Top of The data

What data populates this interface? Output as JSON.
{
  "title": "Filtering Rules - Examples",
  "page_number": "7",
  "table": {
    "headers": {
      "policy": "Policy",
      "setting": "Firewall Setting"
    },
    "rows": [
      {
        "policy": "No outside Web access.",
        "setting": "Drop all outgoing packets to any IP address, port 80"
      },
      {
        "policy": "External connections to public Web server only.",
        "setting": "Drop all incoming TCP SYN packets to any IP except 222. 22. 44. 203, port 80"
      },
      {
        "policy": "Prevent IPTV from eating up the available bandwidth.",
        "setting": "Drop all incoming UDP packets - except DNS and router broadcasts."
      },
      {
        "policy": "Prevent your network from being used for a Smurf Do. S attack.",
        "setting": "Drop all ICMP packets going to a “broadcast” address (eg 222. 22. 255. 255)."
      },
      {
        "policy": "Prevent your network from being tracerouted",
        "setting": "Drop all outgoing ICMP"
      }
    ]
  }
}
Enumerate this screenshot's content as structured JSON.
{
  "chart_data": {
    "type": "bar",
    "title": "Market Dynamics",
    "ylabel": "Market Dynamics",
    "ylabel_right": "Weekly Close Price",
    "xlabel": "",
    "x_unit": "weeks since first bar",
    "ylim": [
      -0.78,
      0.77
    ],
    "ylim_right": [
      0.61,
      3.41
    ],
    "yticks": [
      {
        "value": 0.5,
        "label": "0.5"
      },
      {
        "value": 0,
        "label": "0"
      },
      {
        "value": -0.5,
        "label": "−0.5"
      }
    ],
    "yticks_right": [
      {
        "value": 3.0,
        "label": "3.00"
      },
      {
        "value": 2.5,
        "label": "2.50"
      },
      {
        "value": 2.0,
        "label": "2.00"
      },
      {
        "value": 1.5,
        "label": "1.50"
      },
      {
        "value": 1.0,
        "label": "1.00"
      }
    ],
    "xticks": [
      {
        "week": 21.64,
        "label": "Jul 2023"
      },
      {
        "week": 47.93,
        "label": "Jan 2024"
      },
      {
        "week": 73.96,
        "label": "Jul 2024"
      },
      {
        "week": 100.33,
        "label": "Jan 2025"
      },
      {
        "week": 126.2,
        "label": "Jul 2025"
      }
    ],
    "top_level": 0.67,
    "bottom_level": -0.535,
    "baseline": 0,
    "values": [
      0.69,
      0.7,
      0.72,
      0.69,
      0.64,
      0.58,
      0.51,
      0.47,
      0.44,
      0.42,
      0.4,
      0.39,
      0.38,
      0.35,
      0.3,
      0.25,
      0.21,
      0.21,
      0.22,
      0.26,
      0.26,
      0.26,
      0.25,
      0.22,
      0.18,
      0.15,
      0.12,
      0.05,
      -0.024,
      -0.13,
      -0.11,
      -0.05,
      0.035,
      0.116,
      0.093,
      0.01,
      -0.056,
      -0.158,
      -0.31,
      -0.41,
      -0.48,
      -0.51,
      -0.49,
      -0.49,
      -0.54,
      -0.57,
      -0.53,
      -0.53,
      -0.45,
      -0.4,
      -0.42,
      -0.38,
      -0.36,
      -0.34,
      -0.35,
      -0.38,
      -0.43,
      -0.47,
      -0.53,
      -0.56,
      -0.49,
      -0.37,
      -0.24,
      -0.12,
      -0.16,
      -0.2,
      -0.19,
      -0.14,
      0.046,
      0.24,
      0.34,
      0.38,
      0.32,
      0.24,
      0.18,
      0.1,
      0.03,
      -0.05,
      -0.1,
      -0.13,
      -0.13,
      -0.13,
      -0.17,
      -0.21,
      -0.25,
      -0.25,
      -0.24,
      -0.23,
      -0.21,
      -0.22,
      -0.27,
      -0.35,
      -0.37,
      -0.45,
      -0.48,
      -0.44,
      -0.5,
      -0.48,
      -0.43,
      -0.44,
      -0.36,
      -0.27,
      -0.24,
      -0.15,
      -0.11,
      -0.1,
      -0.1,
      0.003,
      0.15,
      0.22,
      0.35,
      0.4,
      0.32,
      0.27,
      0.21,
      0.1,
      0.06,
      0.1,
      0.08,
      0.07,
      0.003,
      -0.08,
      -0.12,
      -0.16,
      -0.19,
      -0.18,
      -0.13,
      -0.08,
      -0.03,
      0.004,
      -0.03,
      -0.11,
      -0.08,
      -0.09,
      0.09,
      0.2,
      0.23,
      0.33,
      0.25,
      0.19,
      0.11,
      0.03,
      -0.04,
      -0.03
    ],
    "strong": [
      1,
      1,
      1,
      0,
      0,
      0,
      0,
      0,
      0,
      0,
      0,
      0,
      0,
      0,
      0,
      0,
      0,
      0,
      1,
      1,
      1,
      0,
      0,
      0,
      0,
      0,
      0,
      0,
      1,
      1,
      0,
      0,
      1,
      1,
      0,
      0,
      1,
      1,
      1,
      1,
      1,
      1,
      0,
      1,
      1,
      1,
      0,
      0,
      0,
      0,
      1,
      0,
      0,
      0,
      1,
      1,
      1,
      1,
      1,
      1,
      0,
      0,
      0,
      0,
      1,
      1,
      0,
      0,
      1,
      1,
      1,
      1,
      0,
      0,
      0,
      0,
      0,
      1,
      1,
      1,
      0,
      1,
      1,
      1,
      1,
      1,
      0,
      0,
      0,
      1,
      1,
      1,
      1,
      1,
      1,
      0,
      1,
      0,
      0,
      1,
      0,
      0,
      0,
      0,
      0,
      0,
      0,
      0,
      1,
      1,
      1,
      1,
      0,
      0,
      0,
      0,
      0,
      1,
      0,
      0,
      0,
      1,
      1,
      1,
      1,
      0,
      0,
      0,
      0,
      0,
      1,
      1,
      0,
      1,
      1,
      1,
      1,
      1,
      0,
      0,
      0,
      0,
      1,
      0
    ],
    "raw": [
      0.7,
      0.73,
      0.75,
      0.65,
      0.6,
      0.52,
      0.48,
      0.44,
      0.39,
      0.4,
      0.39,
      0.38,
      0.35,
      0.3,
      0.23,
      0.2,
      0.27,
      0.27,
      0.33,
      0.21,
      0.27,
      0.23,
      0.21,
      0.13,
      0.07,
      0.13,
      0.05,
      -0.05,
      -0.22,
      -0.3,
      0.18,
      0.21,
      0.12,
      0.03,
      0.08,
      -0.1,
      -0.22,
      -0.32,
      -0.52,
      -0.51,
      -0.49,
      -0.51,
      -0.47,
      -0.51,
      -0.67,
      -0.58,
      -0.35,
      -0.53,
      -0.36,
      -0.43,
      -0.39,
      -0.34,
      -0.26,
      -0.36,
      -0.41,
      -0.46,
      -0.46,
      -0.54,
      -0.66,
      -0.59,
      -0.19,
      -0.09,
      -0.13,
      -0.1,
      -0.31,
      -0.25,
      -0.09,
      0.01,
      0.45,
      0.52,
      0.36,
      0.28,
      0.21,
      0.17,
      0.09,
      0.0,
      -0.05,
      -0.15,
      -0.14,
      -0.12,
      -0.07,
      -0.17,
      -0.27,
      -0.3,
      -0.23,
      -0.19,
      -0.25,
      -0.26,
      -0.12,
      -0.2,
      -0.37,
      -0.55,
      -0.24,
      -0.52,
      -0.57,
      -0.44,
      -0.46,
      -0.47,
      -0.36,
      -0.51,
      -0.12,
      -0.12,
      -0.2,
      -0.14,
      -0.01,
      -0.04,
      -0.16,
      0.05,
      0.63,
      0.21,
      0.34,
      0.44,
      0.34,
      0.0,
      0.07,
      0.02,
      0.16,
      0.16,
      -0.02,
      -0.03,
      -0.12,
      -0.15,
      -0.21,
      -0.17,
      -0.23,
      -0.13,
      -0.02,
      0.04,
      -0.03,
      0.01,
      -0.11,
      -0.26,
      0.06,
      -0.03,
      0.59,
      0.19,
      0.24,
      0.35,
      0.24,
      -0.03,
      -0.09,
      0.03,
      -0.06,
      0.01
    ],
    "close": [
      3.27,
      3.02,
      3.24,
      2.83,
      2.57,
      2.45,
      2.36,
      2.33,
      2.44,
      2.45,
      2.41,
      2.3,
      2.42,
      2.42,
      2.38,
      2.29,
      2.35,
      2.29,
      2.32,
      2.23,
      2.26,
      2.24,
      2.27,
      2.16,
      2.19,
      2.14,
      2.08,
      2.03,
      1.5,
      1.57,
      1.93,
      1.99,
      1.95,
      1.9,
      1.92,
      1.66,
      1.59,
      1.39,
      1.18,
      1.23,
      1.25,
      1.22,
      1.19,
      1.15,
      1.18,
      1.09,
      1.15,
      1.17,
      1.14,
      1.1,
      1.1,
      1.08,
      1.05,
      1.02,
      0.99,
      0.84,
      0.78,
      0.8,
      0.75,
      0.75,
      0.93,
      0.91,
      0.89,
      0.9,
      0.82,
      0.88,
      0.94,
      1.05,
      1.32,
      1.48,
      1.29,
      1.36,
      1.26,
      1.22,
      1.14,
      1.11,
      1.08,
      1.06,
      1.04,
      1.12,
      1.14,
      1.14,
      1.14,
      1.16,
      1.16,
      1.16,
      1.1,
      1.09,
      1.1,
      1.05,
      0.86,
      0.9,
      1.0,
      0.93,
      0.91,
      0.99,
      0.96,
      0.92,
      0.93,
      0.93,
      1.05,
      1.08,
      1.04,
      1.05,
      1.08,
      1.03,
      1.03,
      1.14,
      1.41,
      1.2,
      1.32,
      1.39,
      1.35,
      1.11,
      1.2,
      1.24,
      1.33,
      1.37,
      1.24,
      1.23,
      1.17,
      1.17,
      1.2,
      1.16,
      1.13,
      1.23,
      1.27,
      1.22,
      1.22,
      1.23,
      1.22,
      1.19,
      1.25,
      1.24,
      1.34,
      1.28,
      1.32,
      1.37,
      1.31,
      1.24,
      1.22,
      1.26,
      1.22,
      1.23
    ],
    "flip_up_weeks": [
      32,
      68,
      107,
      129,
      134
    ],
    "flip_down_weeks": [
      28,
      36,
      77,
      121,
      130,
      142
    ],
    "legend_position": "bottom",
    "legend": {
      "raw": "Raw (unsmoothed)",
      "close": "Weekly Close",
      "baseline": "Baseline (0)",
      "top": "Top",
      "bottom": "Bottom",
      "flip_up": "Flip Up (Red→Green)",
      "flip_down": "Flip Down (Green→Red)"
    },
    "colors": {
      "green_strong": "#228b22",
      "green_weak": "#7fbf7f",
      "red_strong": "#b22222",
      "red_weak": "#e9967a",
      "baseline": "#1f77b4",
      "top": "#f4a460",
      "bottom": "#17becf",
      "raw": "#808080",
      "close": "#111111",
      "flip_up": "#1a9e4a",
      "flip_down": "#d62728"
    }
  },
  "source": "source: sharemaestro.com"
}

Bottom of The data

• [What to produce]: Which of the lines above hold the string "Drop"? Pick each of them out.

• [Task result]:
        "setting": "Drop all outgoing packets to any IP address, port 80"
        "setting": "Drop all incoming TCP SYN packets to any IP except 222. 22. 44. 203, port 80"
        "setting": "Drop all incoming UDP packets - except DNS and router broadcasts."
        "setting": "Drop all ICMP packets going to a “broadcast” address (eg 222. 22. 255. 255)."
        "setting": "Drop all outgoing ICMP"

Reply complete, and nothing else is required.